It is unlikely that NATO/KFOR would withdraw before relations with Serbia are normalized. German Minister for Europe Michael Roth requested that German troops remain in KFOR because “even after 22 years of the war the region is far from reconciliation and peace.” Serbia is also continuing to militarize, allocating 2 billion euros annually to its defense budget. Belgrade purchased military aircraft from Russia in 2020 and 30 Russian tanks were delivered on May 23 of this year. The Vucic government is also purchasing drones and other weapons from China, despite the EU embargo on such purchases and a warning from Washington. Serbia and Russia held a joint military exercise in 2021. Such developments bode ill for regional peace.

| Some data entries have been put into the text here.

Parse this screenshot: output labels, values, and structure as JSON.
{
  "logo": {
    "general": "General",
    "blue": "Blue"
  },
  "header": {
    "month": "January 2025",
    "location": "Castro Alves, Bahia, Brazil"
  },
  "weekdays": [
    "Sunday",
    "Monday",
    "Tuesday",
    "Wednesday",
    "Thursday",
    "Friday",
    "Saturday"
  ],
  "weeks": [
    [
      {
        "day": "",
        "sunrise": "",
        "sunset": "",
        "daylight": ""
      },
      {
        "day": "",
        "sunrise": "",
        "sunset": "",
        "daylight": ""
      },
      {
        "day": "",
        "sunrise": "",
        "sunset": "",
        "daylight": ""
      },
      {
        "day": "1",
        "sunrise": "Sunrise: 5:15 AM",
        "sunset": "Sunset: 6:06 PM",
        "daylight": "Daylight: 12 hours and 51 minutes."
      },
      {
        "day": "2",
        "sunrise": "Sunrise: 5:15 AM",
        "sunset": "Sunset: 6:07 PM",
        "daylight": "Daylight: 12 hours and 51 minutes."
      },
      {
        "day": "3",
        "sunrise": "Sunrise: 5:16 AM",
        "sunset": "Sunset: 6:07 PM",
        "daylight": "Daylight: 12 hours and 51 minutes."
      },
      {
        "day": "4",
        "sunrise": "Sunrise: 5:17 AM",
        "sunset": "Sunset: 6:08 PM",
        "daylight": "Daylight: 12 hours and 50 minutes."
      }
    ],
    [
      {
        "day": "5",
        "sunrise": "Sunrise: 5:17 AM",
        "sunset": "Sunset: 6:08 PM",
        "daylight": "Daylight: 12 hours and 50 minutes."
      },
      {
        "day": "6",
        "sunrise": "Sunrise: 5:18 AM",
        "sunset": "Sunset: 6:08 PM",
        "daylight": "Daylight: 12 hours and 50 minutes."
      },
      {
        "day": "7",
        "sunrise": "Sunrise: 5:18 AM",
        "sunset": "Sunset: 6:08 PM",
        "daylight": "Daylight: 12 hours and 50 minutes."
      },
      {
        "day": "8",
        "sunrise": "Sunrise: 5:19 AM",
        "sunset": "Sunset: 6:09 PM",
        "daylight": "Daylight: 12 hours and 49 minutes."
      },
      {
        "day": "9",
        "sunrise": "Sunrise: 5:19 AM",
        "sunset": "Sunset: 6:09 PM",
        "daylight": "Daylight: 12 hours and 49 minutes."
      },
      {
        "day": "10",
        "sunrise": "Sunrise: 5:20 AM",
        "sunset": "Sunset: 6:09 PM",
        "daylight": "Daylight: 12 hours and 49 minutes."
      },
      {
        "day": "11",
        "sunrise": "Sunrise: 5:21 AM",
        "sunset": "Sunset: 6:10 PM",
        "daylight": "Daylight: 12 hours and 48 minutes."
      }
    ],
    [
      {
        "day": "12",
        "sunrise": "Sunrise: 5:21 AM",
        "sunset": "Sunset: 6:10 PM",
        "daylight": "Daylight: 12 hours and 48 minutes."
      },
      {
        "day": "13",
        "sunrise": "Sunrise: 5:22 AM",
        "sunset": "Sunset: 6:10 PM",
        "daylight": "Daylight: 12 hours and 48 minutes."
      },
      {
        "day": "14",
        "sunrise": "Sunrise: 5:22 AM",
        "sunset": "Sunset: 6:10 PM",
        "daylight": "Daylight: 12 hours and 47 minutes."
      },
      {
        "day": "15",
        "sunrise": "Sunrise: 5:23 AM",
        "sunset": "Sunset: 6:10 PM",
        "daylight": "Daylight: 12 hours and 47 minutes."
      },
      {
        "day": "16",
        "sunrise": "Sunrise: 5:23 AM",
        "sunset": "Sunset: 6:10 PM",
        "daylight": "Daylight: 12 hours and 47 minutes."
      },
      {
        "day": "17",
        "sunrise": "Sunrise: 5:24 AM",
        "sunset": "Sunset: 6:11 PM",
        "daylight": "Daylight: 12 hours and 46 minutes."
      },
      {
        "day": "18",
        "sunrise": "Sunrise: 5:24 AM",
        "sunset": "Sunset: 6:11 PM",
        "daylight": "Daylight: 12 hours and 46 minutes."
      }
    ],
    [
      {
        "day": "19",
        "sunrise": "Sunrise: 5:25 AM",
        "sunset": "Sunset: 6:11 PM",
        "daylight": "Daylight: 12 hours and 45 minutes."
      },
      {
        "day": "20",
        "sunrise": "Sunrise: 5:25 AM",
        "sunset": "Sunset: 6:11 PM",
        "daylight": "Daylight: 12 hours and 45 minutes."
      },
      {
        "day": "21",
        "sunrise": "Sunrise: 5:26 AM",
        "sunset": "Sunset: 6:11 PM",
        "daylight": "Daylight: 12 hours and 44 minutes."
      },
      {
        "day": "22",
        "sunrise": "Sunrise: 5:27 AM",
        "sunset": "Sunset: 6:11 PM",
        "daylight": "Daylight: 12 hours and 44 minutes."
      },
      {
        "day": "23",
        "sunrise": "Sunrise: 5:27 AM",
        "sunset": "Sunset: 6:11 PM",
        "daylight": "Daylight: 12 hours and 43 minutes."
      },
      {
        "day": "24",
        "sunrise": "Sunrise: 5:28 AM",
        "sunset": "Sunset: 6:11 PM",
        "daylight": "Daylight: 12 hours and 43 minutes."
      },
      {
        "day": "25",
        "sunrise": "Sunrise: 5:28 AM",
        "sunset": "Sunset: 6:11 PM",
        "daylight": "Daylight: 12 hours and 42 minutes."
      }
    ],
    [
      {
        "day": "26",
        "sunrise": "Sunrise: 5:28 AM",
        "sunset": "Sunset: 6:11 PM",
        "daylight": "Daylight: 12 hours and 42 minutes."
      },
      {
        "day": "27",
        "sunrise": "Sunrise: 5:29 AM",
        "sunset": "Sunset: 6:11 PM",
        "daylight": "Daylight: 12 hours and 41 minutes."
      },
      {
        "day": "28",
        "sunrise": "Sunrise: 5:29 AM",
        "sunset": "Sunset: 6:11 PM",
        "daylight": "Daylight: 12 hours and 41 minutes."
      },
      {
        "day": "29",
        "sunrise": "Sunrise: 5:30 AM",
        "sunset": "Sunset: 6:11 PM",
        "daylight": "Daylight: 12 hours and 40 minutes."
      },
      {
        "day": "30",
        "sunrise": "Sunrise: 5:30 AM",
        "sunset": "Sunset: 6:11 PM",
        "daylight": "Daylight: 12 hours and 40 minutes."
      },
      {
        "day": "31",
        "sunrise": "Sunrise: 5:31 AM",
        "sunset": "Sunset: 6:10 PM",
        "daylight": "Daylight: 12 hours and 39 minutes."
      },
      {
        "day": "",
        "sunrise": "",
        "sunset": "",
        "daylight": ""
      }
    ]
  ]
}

In a first pessimistic scenario, given Bulgaria’s caretaker government and early elections on July 11, accession negotiations for North Macedonia and Albania appear unlikely before December of this year. It is also improbable that the restart of the Kosovo-Serbia dialogue will produce a quick move toward a final agreement. Kosovo will hold local elections in October, and Serbians will choose a president next spring. Neither government will want to risk a compromise agreement that would weaken its electoral position.
A second and moderately optimistic scenario would see Bulgaria reconsider its rigid opposition to the start of accession negotiations for North Macedonia, most likely during the Slovenian EU presidency. The Brussels dialogue between Pristina and Belgrade could bring some results in the months ahead, but it is less likely that a final agreement would be reached before mid-2022, after the closing of elections cycles in both countries. Ahead of parliamentary elections in the fall, Kosovo Prime Minister Kurti will most likely want to delay a hard decision. Similarly, Serbian President Vucic will not want to take risks in the last year of his first presidential mandate, ahead of a possible reelection.